> [REQUIRED WORK]:
Write the data out again exactly, with no pictures.
--- RECORDS FOR THE EXERCISE Enclosed Below ---
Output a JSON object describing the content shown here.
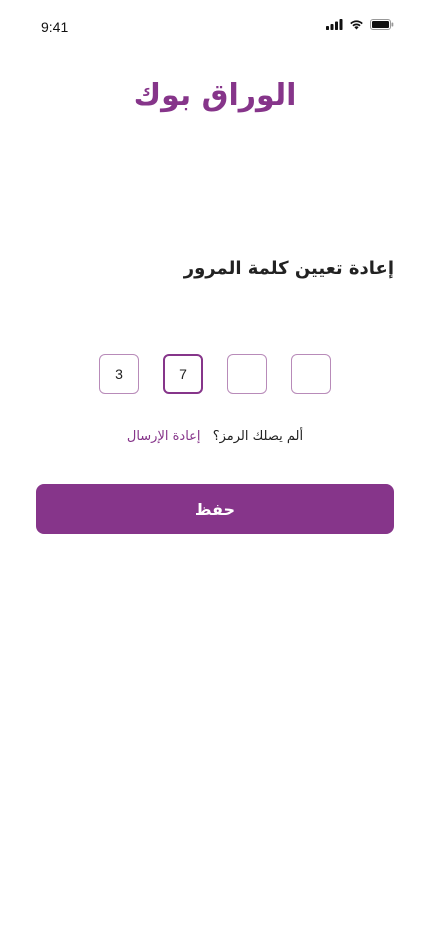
{
  "status_bar": {
    "time": "9:41",
    "icons": [
      "signal-icon",
      "wifi-icon",
      "battery-icon"
    ]
  },
  "brand": {
    "logo_text": "الوراق بوك",
    "accent_color": "#86358a"
  },
  "title": "إعادة تعيين كلمة المرور",
  "otp": {
    "boxes": [
      {
        "value": "3",
        "state": "filled"
      },
      {
        "value": "7",
        "state": "active"
      },
      {
        "value": "",
        "state": "empty"
      },
      {
        "value": "",
        "state": "empty"
      }
    ]
  },
  "resend": {
    "question": "ألم يصلك الرمز؟",
    "link": "إعادة الإرسال"
  },
  "save_button": {
    "label": "حفظ"
  }
}
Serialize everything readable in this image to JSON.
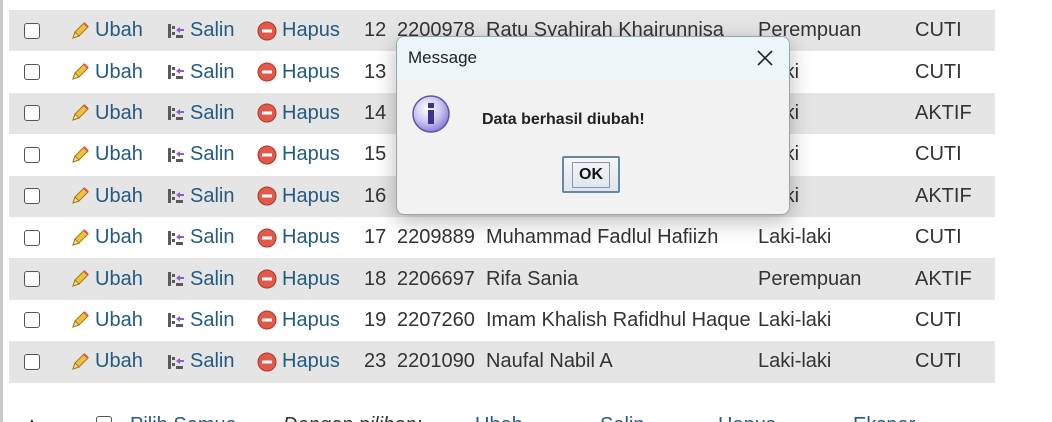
{
  "table": {
    "actions": {
      "edit": "Ubah",
      "copy": "Salin",
      "delete": "Hapus"
    },
    "rows": [
      {
        "id": "12",
        "nim": "2200978",
        "name": "Ratu Syahirah Khairunnisa",
        "gender": "Perempuan",
        "status": "CUTI"
      },
      {
        "id": "13",
        "nim": "",
        "name": "",
        "gender": "i-laki",
        "status": "CUTI"
      },
      {
        "id": "14",
        "nim": "",
        "name": "",
        "gender": "i-laki",
        "status": "AKTIF"
      },
      {
        "id": "15",
        "nim": "",
        "name": "",
        "gender": "i-laki",
        "status": "CUTI"
      },
      {
        "id": "16",
        "nim": "",
        "name": "",
        "gender": "i-laki",
        "status": "AKTIF"
      },
      {
        "id": "17",
        "nim": "2209889",
        "name": "Muhammad Fadlul Hafiizh",
        "gender": "Laki-laki",
        "status": "CUTI"
      },
      {
        "id": "18",
        "nim": "2206697",
        "name": "Rifa Sania",
        "gender": "Perempuan",
        "status": "AKTIF"
      },
      {
        "id": "19",
        "nim": "2207260",
        "name": "Imam Khalish Rafidhul Haque",
        "gender": "Laki-laki",
        "status": "CUTI"
      },
      {
        "id": "23",
        "nim": "2201090",
        "name": "Naufal Nabil A",
        "gender": "Laki-laki",
        "status": "CUTI"
      }
    ]
  },
  "bottom_bar": {
    "check_all": "Pilih Semua",
    "with_selected": "Dengan pilihan:",
    "edit": "Ubah",
    "copy": "Salin",
    "delete": "Hapus",
    "export": "Ekspor"
  },
  "dialog": {
    "title": "Message",
    "message": "Data berhasil diubah!",
    "ok_label": "OK"
  },
  "colors": {
    "link": "#235a81",
    "row_alt": "#e5e5e5",
    "dialog_title_bg": "#eaf6f7"
  },
  "icons": {
    "edit": "pencil-icon",
    "copy": "copy-icon",
    "delete": "delete-icon",
    "info": "info-icon",
    "close": "close-icon"
  }
}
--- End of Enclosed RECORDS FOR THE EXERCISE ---
> [WRITTEN RESPONSE]:
Output a JSON object describing the content shown here.
{
  "status_bar": {
    "time": "9:41",
    "icons": [
      "signal-icon",
      "wifi-icon",
      "battery-icon"
    ]
  },
  "brand": {
    "logo_text": "الوراق بوك",
    "accent_color": "#86358a"
  },
  "title": "إعادة تعيين كلمة المرور",
  "otp": {
    "boxes": [
      {
        "value": "3",
        "state": "filled"
      },
      {
        "value": "7",
        "state": "active"
      },
      {
        "value": "",
        "state": "empty"
      },
      {
        "value": "",
        "state": "empty"
      }
    ]
  },
  "resend": {
    "question": "ألم يصلك الرمز؟",
    "link": "إعادة الإرسال"
  },
  "save_button": {
    "label": "حفظ"
  }
}
Serialize everything readable in this image to JSON.
{
  "table": {
    "actions": {
      "edit": "Ubah",
      "copy": "Salin",
      "delete": "Hapus"
    },
    "rows": [
      {
        "id": "12",
        "nim": "2200978",
        "name": "Ratu Syahirah Khairunnisa",
        "gender": "Perempuan",
        "status": "CUTI"
      },
      {
        "id": "13",
        "nim": "",
        "name": "",
        "gender": "i-laki",
        "status": "CUTI"
      },
      {
        "id": "14",
        "nim": "",
        "name": "",
        "gender": "i-laki",
        "status": "AKTIF"
      },
      {
        "id": "15",
        "nim": "",
        "name": "",
        "gender": "i-laki",
        "status": "CUTI"
      },
      {
        "id": "16",
        "nim": "",
        "name": "",
        "gender": "i-laki",
        "status": "AKTIF"
      },
      {
        "id": "17",
        "nim": "2209889",
        "name": "Muhammad Fadlul Hafiizh",
        "gender": "Laki-laki",
        "status": "CUTI"
      },
      {
        "id": "18",
        "nim": "2206697",
        "name": "Rifa Sania",
        "gender": "Perempuan",
        "status": "AKTIF"
      },
      {
        "id": "19",
        "nim": "2207260",
        "name": "Imam Khalish Rafidhul Haque",
        "gender": "Laki-laki",
        "status": "CUTI"
      },
      {
        "id": "23",
        "nim": "2201090",
        "name": "Naufal Nabil A",
        "gender": "Laki-laki",
        "status": "CUTI"
      }
    ]
  },
  "bottom_bar": {
    "check_all": "Pilih Semua",
    "with_selected": "Dengan pilihan:",
    "edit": "Ubah",
    "copy": "Salin",
    "delete": "Hapus",
    "export": "Ekspor"
  },
  "dialog": {
    "title": "Message",
    "message": "Data berhasil diubah!",
    "ok_label": "OK"
  },
  "colors": {
    "link": "#235a81",
    "row_alt": "#e5e5e5",
    "dialog_title_bg": "#eaf6f7"
  },
  "icons": {
    "edit": "pencil-icon",
    "copy": "copy-icon",
    "delete": "delete-icon",
    "info": "info-icon",
    "close": "close-icon"
  }
}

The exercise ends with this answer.